By Heesu Lee and Grant Smith
Crude rallied late last week after Saudi Arabia signaled it would seek to halt the price slump, and constrain its exports next month. Still, prices are down this month because of fears the U.S.-China spat may expand into a currency war. The International Energy Agency on Friday trimmed its forecasts for oil-demand growth this year and next, and warned that it may lower the estimates further as the trade conflict drags on.
“Oil is facing severe global headwinds at the moment from the escalation of the trade war, weak macro data and a strong U.S. dollar,” said Jens Naervig Pedersen, a senior analyst at Danske Bank A/S in Copenhagen. “It is difficult to see what can break the downward spiral near-term as the market seems to be waiting for the next round of bad news.”
West Texas Intermediate crude for September delivery fell as much as 96 cents to $53.54 a barrel on the New York Mercantile Exchange, and traded for $53.74 as of 10:35 a.m. London time.
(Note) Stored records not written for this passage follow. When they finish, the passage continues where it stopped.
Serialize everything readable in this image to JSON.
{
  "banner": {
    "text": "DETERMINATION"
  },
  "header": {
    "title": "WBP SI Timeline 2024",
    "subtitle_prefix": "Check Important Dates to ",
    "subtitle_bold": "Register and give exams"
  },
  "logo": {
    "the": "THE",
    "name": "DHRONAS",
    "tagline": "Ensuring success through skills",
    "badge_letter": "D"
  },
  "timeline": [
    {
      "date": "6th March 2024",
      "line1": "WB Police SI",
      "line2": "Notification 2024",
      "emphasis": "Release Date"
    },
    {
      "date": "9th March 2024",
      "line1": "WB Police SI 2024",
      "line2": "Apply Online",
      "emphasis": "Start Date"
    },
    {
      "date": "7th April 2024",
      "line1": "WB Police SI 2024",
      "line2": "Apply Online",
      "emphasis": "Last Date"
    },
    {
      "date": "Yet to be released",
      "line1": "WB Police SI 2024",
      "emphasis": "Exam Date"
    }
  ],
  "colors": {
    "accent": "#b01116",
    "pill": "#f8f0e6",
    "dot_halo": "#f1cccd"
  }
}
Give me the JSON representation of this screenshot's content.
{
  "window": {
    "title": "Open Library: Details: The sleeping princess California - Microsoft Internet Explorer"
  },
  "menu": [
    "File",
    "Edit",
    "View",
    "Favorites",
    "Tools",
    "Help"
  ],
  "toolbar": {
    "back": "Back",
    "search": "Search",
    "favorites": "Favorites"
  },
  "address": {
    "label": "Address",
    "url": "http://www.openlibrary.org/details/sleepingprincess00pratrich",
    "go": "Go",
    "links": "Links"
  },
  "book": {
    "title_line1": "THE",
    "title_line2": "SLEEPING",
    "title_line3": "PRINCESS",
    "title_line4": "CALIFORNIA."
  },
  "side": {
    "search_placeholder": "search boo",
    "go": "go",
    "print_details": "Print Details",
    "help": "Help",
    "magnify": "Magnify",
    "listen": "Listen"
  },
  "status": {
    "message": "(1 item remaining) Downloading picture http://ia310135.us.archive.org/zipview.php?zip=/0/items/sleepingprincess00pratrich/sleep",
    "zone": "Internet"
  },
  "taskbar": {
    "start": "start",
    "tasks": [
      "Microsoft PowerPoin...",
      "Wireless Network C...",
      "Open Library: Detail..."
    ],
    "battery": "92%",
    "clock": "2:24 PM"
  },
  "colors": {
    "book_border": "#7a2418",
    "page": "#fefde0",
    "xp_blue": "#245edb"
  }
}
The contract advanced 3.7% on Friday, trimming a second weekly loss.
Brent for October settlement retreated 50 cents, or 0.9%, to $58.03 a barrel on the ICE Futures Europe Exchange. The contract added $1.15 to close at $58.53 on Friday, trimming the weekly loss to 5.4%.
The global benchmark crude traded at a $4.38 premium to WTI for the same month. It narrowed to as little as $4 a barrel on Friday, the tightest spread since June 2018, after the closure of a refinery operated by Philadelphia Energy Solutions left a surplus of cargoes from the North Sea.
Trump said earlier this month that new tariffs on Chinese imports will take effect Sept. 1, shattering a truce reached with President Xi Jinping weeks earlier. It unleashed tit-for-tat actions on trade and currency policy that risk accelerating a wider geopolitical fight between the two countries.
Saudi Arabia plans to keep crude exports below 7 million barrels a day in September as it allocates less oil than customers demand, unidentified officials from the kingdom said last week. State-run Saudi Aramco will provide customers across all regions with 700,000 barrels a day less than they requested, the officials said.
“Oil continues to be sensitive to trade war rhetoric,” Alfonso Esparza, a senior market analyst at Oanda Corp., said in a note. “Saudi Arabia is willing to do more to prevent a free fall, but it’s hard to imagine what that would look like. The prolonged trade war has been a negative factor for global growth estimates.”